Bethany Stiltner Paints a Bright Future
Young Woman Treated for Rare Neuroendocrine Tumor
As an art therapist, Bethany Stiltner helps individuals and families use photography, clay and other media to express and explore their emotions. In December — while she was a patient at Thomas Jefferson University Hospitals — Bethany used oil pastels and a sketchpad to channel her own feelings of anger and frustration about the disease that had invaded her body.
A native of Illinois who now resides in Elkins Park, Bethany is 38 years old and had been in good health until this past summer — when she began experiencing gastrointestinal bleeding and extreme fatigue. With her hectic schedule and demanding job, she chalked it up to stress, lack of exercise and simply "eating something funky."
Fortunately, her friends and loved ones recognized that her symptoms could be something much more serious and urged her to get checked out. It took three visits to her community hospital emergency room before she was diagnosed with a large pancreatic tumor and was found to have ongoing gastrointestinal bleeding requiring urgent surgery. A chance encounter between one of Bethany's friends and her neighbor, a physician, resulted in a list of experts at area hospitals. After speaking with a number of doctors, Bethany chose Dr. Harish Lavu and the Department of Surgery at Thomas Jefferson University Hospital. She says she was impressed not only by the staff's expertise but also Dr. Lavu's demeanor on the phone.
"He wasn't trying to sell me on anything or recruit me. He was just matter of fact and kind in giving me answers to my questions," she says.
On December 16, Dr. Lavu performed an emergency distal pancreatectomy and splenectomy, which was successful in completely resecting Bethany's tumor and stopping the internal bleeding. It was not until the tumor was completely removed that pathologists could identify it as a neuroendocrine tumor (NET) of the islet cells in the pancreas.
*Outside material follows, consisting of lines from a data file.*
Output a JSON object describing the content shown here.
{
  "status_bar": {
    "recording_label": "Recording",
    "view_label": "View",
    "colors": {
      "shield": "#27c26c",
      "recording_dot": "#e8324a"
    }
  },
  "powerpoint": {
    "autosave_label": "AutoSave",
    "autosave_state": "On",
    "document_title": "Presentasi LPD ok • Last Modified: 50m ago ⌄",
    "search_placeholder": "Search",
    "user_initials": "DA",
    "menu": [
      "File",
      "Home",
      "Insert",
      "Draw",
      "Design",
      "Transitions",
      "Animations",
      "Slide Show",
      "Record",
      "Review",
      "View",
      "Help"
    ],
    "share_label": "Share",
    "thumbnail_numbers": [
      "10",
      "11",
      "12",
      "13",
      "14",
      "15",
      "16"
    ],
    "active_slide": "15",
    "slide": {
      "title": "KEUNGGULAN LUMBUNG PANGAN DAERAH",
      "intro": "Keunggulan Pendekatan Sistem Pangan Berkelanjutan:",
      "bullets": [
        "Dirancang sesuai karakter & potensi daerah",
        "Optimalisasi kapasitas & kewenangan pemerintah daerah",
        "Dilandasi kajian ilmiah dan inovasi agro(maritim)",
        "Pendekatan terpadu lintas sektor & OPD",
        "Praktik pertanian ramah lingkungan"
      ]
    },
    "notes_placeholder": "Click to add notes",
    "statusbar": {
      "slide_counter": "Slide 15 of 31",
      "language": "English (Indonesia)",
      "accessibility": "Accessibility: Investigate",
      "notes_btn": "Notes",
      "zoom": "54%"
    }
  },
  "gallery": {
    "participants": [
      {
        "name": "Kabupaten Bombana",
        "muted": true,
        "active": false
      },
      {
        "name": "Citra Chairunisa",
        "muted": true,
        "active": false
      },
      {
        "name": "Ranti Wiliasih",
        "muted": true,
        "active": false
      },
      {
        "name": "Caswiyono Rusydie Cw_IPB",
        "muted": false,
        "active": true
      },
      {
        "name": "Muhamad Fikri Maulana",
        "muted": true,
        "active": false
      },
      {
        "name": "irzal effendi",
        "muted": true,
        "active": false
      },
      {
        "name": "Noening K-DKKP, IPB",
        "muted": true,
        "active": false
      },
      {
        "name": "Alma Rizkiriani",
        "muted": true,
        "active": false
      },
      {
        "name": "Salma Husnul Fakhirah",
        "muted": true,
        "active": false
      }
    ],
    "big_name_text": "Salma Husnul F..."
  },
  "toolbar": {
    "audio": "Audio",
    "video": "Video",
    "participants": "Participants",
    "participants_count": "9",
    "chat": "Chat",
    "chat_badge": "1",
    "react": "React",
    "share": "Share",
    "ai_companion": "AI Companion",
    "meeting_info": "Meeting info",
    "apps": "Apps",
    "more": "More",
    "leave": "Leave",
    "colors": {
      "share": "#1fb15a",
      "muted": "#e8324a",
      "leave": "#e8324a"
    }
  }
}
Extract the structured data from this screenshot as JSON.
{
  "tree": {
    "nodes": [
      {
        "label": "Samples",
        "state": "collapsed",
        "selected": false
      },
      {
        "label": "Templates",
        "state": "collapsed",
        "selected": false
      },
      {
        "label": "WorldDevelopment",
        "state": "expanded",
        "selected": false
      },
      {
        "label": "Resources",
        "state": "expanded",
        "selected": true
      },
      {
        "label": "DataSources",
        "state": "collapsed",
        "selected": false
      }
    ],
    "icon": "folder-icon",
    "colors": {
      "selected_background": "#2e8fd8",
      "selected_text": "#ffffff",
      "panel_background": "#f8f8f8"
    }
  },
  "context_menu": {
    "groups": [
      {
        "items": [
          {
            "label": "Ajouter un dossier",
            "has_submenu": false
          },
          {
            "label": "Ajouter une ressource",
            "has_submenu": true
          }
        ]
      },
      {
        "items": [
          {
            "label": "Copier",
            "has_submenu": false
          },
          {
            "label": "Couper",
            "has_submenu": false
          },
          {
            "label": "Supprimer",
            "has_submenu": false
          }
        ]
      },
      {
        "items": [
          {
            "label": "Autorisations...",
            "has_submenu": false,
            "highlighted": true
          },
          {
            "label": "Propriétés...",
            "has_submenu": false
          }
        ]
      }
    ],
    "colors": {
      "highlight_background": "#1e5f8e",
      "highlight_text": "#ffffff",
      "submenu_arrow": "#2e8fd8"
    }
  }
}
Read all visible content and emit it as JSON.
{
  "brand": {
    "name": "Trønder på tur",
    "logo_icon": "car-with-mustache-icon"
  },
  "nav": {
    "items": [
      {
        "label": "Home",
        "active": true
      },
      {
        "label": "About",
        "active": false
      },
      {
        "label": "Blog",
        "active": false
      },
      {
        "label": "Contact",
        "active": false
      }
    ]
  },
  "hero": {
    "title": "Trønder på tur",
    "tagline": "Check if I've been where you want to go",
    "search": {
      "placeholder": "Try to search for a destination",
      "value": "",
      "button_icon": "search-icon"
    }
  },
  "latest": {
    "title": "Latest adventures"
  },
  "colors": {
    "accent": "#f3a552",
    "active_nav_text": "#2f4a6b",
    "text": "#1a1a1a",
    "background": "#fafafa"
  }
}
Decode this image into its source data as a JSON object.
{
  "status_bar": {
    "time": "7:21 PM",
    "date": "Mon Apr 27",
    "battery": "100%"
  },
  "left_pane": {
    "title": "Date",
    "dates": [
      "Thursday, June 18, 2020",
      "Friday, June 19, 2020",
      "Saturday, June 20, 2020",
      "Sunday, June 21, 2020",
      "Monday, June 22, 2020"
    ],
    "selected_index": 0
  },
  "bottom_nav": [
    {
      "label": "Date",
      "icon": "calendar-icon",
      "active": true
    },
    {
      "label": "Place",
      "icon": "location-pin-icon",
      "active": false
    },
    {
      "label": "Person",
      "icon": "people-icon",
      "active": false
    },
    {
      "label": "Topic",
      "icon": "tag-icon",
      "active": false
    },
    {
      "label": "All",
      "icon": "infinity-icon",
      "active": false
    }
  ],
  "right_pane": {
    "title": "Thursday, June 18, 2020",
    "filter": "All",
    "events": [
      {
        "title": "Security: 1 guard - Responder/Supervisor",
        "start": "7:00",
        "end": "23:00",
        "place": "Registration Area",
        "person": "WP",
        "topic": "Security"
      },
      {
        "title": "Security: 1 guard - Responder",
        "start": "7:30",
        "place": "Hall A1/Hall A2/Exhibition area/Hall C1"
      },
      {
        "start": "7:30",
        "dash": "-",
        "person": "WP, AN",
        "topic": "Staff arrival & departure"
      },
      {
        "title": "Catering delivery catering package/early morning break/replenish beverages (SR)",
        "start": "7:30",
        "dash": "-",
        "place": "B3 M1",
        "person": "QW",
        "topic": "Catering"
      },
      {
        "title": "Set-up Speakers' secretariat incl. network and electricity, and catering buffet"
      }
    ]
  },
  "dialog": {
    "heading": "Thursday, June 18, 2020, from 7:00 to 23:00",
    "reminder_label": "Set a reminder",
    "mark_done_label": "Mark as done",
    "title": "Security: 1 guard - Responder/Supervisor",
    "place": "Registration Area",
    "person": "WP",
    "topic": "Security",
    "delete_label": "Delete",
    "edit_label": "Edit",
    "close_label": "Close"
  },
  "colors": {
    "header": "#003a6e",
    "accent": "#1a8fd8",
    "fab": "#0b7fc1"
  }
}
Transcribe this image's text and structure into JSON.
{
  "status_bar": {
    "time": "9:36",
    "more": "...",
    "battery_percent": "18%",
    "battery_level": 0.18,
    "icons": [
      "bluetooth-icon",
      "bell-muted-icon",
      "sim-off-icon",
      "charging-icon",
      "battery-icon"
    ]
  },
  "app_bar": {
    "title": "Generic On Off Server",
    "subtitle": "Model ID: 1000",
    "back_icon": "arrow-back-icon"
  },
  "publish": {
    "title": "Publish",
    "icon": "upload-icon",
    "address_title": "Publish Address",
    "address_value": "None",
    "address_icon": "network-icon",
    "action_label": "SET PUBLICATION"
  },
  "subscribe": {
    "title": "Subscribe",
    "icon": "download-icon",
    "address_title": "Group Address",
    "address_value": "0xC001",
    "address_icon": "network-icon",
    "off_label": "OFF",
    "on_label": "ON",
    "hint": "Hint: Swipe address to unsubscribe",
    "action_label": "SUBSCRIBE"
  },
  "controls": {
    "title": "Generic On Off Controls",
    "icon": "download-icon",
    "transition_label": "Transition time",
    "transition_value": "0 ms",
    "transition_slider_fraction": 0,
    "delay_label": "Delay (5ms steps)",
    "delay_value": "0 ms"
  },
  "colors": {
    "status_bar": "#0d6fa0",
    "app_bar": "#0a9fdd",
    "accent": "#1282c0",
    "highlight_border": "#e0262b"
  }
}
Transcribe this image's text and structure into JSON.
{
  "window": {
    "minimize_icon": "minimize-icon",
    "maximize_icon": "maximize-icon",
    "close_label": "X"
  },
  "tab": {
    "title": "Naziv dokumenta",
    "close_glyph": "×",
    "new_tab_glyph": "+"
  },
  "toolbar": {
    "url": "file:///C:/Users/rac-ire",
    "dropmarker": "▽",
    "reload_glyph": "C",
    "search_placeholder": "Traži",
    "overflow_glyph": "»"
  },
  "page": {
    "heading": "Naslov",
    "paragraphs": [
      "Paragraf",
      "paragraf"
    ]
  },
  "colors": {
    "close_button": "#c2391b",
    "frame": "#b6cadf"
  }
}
This type of tumor is rare, occurring in just one in 100,000 people.
With the successful surgery behind her, Bethany jokingly refers to the experience as her "Twelve Days of Christmas" — six days in her community hospital and six days at Jefferson for the surgery. As she continues healing, Bethany is eager to learn even more about the disease. She is also planning to participate in the Jefferson Pancreas Tumor Registry (JPTR), which recently expanded to include neuroendocrine tumors in addition to pancreatic and peri-ampullary adenocarcinomas. Since Bethany does not appear to have one of the known genetic markers for islet cell tumors, her participation in the JPTR is particularly important and may help identify new avenues for research.